The Foreign Service Journal, April 2021

70 APRIL 2021 | THE FOREIGN SERVICE JOURNAL RETIREMENT SUPPLEMENT John K. Naland served in the Foreign Service for 29 years, including as director of the Office of Retirement. In the five years since retiring, he has facilitated retirement planning seminars at the Foreign Service Institute. He is currently serving as AFSA retiree vice president. For Everyone 1. Beneficiary Designations. There are sad cases every year of benefits not going to the immediate next of kin because the employee or annuitant neglected to update their beneficiary designations after marriage, divorce or other relation- ship change. Federal survivor benefits are paid to whomever is designated on beneficiary designation forms, even if there are different instructions in the person’s will. The forms are TSP-3 (Thrift Savings Plan), SF-1152 (unpaid compen- sation for employees), DS-5002 (unpaid annuity for retirees) and SF-2823 (Fed- eral Employees’ Government Life Insur- ance, or FEGLI). Employees and retirees who need to revise their TSP-3 should send it to TSP as explained on the form. Employees needing to update other forms should submit them to their agency’s human resources office (State employees to . Foreign Service retirees from all agencies should submit D uring my service as director of the State Department’s Office of Retirement, I spent a lot of time assisting employees and retir- ees who were facing the delay or denial of some federal benefit due to their own failure to take necessary actions. While there is no need for you to spend weekends studying the Foreign Ser- vice Act and the Foreign Affairs Manual, you do owe it to yourself and your family to do due diligence in key areas.

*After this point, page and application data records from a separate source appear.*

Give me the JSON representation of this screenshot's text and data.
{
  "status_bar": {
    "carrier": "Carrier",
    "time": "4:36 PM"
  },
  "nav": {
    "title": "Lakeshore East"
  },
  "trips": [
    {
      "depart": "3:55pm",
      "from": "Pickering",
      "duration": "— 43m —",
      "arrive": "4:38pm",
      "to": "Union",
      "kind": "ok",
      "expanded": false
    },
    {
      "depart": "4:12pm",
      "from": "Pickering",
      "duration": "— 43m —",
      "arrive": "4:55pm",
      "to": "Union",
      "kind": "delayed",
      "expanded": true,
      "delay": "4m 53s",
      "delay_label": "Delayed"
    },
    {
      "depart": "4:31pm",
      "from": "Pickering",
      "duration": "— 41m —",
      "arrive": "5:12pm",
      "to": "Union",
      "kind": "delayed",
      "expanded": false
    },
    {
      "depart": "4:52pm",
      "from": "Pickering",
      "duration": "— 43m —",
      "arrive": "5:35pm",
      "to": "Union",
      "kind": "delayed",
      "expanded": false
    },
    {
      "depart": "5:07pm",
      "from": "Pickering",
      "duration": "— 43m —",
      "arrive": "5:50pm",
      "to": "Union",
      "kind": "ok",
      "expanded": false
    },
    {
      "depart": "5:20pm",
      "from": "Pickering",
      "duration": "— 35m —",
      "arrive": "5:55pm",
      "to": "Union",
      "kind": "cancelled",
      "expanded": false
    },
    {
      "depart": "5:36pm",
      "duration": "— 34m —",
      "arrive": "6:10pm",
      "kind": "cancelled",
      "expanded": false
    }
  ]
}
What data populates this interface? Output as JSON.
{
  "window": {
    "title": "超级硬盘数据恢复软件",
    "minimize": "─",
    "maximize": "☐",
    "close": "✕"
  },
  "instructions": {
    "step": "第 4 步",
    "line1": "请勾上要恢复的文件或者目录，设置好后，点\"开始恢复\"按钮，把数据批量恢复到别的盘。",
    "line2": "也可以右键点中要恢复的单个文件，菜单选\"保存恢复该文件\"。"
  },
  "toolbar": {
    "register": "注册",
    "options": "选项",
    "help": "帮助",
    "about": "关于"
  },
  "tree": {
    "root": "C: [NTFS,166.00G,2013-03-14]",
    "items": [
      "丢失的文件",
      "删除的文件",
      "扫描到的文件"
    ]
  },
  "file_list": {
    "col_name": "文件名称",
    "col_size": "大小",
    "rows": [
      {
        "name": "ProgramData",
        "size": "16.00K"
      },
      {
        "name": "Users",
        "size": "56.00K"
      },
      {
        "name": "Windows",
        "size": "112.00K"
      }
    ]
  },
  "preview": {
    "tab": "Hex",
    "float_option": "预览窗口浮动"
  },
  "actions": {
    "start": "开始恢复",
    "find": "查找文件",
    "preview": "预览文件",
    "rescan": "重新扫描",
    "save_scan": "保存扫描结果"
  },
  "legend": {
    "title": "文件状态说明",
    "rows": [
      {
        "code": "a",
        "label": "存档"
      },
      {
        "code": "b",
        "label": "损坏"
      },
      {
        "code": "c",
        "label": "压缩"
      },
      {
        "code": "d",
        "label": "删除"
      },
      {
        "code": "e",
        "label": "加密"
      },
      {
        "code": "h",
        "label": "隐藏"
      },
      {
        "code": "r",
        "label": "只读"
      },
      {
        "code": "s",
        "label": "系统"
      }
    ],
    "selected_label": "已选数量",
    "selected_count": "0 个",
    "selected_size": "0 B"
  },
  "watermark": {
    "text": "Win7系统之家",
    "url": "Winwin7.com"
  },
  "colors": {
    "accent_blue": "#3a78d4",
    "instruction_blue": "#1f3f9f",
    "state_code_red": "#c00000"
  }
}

Below are a dozen common retirement benefits pitfalls and how to avoid them. What to do and what not to do when planning for life post-career. BY JOHN K . NALAND 12 Retirement Pitfalls to Avoid ISTOCKPHOTO.COM/ALEKSANDRAALEKSEEVA non-TSP forms to, except that retirees must send updated FEGLI beneficiary forms to the Office of Personnel Management as explained on the form. 2. TSP and Other Investments. Over the past 25 years, inflation has cut the purchasing power of each dollar in half. If you or your survivor anticipate draw- ing on your TSP savings or other invest- ments such as IRAs and mutual funds several decades from now, most experts recommend investing in funds contain- ing more stocks than bonds to increase your chances of generating long-term rates of return that outpace inflation. From time to time, you should review the stocks-versus-bonds bal- ance in your investments to make sure the balance is appropriate for your investment timeline and risk tolerance. Consider talking with a financial adviser before making a major financial move. A list of financial and tax advisers who have assisted Foreign Service members